> Task brief
Of the lines below, copy those that hold the word "content".

> Record excerpts
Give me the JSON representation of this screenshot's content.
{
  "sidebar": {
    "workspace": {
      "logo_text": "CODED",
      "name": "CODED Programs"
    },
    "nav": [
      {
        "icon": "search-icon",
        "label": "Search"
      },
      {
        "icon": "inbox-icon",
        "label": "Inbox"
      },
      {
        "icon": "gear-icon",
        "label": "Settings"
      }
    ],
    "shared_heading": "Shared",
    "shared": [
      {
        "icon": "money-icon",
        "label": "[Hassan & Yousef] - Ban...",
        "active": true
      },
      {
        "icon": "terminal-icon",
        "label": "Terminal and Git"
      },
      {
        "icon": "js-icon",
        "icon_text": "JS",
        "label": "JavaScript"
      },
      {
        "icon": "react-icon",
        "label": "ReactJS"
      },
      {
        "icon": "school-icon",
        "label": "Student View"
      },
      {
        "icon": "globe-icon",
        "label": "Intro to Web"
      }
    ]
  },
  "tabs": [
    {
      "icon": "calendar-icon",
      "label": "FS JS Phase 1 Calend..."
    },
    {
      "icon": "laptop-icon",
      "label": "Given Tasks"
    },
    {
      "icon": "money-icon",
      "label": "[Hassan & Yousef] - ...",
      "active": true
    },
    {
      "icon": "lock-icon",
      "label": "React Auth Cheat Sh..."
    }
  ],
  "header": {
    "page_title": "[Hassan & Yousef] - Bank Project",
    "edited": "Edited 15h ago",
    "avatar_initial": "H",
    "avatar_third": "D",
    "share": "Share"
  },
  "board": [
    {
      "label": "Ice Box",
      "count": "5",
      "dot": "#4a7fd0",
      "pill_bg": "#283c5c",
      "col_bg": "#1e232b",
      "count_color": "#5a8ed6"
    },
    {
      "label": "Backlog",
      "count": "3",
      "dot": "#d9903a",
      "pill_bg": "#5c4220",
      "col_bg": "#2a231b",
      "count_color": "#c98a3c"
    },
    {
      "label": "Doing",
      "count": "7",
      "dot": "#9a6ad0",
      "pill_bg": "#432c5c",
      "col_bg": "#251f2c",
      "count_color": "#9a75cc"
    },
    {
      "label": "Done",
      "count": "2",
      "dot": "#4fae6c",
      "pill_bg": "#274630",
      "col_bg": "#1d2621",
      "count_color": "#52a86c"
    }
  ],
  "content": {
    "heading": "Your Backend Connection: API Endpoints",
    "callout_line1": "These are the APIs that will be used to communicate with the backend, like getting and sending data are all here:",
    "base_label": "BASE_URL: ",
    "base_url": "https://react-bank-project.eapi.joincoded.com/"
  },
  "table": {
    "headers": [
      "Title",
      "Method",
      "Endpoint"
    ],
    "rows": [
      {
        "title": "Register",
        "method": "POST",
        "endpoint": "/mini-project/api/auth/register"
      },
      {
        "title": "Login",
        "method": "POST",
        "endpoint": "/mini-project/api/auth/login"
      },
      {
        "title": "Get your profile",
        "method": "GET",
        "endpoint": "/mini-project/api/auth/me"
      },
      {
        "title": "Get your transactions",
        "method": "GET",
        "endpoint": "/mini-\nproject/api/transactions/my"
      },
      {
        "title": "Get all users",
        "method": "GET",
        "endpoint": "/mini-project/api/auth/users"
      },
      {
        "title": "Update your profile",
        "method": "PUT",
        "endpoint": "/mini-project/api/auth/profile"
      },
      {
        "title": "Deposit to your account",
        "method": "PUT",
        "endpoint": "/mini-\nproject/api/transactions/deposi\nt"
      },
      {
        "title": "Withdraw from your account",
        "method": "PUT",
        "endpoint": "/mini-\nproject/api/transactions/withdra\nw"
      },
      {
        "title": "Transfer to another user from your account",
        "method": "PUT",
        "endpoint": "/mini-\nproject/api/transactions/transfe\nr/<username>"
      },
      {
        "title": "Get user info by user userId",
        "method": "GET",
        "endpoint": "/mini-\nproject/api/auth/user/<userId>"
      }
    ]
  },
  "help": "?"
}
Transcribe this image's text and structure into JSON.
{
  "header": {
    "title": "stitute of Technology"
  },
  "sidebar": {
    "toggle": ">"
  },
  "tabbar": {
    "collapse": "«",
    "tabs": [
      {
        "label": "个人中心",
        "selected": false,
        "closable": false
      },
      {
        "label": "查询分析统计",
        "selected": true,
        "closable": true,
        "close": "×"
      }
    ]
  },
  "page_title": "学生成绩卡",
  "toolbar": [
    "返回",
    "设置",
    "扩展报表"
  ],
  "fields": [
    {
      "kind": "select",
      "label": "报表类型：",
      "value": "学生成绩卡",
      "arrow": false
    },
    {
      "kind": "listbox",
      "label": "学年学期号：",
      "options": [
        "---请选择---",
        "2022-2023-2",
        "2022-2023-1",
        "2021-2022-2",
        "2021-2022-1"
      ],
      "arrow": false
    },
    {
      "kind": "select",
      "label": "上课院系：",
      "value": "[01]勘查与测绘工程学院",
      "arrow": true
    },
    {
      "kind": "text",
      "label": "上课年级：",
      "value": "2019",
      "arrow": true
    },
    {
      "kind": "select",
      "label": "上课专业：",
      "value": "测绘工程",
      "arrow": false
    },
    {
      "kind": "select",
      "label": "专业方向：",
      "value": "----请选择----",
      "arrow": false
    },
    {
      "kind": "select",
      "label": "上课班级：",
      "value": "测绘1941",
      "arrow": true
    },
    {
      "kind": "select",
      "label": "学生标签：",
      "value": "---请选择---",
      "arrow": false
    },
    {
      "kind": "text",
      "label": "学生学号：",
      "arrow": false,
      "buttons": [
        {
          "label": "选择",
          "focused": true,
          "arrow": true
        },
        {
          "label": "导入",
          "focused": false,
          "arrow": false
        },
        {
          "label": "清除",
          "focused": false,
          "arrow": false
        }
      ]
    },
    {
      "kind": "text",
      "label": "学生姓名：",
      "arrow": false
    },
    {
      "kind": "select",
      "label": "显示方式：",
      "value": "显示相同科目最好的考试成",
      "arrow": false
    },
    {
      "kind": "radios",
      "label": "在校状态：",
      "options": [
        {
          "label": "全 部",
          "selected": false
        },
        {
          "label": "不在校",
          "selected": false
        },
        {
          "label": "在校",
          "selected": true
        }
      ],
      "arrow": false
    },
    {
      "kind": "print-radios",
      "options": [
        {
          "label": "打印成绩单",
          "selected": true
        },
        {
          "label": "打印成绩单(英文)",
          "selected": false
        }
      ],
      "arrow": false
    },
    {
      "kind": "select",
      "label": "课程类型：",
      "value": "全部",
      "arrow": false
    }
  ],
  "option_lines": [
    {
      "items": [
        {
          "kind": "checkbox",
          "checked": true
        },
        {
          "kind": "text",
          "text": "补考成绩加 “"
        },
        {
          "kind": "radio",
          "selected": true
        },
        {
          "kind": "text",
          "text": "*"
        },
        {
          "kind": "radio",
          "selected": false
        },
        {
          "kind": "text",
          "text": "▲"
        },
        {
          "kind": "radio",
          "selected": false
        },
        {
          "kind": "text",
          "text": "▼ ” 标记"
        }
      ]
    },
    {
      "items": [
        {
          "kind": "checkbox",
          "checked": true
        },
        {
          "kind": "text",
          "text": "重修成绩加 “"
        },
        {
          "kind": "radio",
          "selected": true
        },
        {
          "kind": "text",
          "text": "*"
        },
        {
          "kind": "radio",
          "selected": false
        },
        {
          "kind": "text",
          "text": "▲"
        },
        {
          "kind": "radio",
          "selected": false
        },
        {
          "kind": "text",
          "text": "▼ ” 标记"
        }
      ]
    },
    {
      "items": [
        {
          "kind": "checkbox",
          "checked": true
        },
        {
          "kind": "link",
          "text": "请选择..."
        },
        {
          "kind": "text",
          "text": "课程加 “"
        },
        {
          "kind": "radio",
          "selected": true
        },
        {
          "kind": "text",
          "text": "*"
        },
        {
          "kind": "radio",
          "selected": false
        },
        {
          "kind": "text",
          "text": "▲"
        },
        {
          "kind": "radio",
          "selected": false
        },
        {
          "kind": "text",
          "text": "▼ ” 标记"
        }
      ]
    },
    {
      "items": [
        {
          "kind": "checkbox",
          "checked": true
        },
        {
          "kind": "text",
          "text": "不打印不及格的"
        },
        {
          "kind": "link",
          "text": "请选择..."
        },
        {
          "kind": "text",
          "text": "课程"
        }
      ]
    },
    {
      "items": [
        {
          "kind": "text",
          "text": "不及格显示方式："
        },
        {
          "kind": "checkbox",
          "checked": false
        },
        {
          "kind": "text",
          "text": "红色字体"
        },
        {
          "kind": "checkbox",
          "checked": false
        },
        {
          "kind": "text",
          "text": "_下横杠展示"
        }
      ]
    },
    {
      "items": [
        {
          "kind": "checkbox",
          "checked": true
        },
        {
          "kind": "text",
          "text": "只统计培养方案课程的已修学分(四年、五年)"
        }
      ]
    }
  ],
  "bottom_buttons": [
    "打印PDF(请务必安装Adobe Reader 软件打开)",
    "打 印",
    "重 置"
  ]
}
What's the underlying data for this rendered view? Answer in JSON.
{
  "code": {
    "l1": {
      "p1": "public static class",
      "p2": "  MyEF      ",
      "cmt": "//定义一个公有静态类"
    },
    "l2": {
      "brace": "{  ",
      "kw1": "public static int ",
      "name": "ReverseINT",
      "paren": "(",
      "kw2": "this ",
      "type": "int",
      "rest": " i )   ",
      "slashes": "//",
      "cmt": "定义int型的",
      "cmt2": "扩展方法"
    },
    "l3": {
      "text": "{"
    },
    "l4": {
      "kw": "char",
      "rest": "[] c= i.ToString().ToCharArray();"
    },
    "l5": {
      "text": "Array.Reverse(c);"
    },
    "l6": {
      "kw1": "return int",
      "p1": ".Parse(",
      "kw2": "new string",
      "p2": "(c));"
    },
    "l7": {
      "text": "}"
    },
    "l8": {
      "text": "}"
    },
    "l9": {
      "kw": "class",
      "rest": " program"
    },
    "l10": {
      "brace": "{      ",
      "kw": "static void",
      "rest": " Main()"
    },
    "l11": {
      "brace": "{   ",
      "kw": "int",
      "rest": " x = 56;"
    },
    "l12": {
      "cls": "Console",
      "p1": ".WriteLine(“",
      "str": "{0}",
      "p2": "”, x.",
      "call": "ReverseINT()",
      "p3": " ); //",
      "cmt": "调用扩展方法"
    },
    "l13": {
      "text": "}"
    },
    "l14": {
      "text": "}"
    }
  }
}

> Answer to this task
Give me the JSON representation of this screenshot's content.
  "content": {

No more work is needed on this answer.